War Drums: 'Let Freedom Reign!'
And not for the first time. Bremer was replaced by "Ambassador" John Negroponte, most notorious for his covert supervision of Ronald Reagan's ruthless Contra guerrilla campaign against the Nicaraguan government during his 1981-1985 tenure as ambassador to Honduras. "Military aid" to the Honduran regime jumped from $5 million annually to $100 million (small change by Iraq standards), and the World Court condemned U.S. actions especially the U.S.-sponsored Contra assaults on "soft" Nicaraguan targets (that is, terrorism against unprotected civilians) as violating international law. That, too, seems like small change by current neo-Reaganesque standards. Replacing Bremer's absolute authority, Negroponte is supposed to "persuade" the new Iraqi government to see the wisdom of U.S. priorities. Should troops and dollars not suffice, perhaps he can adapt the battle-tested Honduran methods developed at Fort Bennings' School of the Americas.
Bush's exchange with Condi took place at a North Atlantic Treaty Organization conference in Istanbul, where the U.S. and Great Britain (remember Tony "Baghdad" Blair?) persuaded NATO allies to pick up some security training responsibilities for the new Iraqi government. The "Coalition" leadership is hoping for more, but Germany and France are balking at any additional Western military presence on the ground in Iraq.

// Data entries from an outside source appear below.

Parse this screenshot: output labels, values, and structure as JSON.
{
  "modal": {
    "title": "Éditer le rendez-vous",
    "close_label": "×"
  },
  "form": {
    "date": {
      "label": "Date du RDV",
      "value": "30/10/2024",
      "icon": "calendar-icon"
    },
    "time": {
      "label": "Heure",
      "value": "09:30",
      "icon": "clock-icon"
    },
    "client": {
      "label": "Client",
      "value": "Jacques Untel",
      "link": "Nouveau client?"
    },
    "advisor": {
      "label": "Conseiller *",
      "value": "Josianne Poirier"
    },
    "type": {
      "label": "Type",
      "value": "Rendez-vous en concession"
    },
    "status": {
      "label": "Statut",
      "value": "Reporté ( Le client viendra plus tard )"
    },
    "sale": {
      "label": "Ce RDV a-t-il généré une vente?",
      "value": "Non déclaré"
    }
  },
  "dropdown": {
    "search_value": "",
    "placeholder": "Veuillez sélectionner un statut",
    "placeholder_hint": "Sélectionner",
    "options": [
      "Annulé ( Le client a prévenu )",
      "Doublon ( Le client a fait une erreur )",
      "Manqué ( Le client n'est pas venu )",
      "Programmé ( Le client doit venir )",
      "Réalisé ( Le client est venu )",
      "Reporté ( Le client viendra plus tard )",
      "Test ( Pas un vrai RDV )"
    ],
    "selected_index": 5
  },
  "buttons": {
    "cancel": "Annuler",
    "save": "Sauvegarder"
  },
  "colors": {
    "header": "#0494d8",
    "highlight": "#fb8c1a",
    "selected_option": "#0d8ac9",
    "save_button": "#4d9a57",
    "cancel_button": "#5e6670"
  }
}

On the actual battlefields, both U.S. military and Iraqi civilian casualties continue to mount, and the Pentagon is calling up (involuntarily) 5,600 additional reserves to take the place of soldiers held fast in Iraq and Afghanistan. The State Department finally admitted that since the war began, incidents of terrorism have increased all over the world even after excluding any acts of violence in Iraq itself, because those are by "combatants." The terms are malleable, of course, when the need arises. Freedom reigns.